» What needs to be done:
Reproduce every entry word for word.

» Records:
#####
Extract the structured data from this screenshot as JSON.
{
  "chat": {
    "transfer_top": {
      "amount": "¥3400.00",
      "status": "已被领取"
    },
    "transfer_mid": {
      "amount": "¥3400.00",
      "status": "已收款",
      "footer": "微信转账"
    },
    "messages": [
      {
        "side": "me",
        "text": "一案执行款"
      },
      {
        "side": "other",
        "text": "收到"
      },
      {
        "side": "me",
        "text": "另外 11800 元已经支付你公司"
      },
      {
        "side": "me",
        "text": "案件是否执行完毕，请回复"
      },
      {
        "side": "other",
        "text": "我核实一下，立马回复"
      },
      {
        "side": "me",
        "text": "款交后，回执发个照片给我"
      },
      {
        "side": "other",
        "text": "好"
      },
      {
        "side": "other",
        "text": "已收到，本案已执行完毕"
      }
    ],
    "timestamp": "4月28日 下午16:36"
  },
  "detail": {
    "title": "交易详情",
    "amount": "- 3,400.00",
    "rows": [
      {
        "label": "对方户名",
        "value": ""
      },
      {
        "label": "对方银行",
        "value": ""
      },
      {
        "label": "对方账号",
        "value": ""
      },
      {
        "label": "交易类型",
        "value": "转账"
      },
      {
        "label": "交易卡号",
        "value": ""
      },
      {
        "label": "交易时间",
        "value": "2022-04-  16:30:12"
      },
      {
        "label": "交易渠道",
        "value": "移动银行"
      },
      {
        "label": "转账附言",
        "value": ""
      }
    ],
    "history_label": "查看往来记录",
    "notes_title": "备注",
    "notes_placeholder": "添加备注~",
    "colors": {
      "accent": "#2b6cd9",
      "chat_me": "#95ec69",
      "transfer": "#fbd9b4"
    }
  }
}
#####
» Result for this exercise:
Extract the structured data from this screenshot as JSON.
{
  "chat": {
    "transfer_top": {
      "amount": "¥3400.00",
      "status": "已被领取"
    },
    "transfer_mid": {
      "amount": "¥3400.00",
      "status": "已收款",
      "footer": "微信转账"
    },
    "messages": [
      {
        "side": "me",
        "text": "一案执行款"
      },
      {
        "side": "other",
        "text": "收到"
      },
      {
        "side": "me",
        "text": "另外 11800 元已经支付你公司"
      },
      {
        "side": "me",
        "text": "案件是否执行完毕，请回复"
      },
      {
        "side": "other",
        "text": "我核实一下，立马回复"
      },
      {
        "side": "me",
        "text": "款交后，回执发个照片给我"
      },
      {
        "side": "other",
        "text": "好"
      },
      {
        "side": "other",
        "text": "已收到，本案已执行完毕"
      }
    ],
    "timestamp": "4月28日 下午16:36"
  },
  "detail": {
    "title": "交易详情",
    "amount": "- 3,400.00",
    "rows": [
      {
        "label": "对方户名",
        "value": ""
      },
      {
        "label": "对方银行",
        "value": ""
      },
      {
        "label": "对方账号",
        "value": ""
      },
      {
        "label": "交易类型",
        "value": "转账"
      },
      {
        "label": "交易卡号",
        "value": ""
      },
      {
        "label": "交易时间",
        "value": "2022-04-  16:30:12"
      },
      {
        "label": "交易渠道",
        "value": "移动银行"
      },
      {
        "label": "转账附言",
        "value": ""
      }
    ],
    "history_label": "查看往来记录",
    "notes_title": "备注",
    "notes_placeholder": "添加备注~",
    "colors": {
      "accent": "#2b6cd9",
      "chat_me": "#95ec69",
      "transfer": "#fbd9b4"
    }
  }
}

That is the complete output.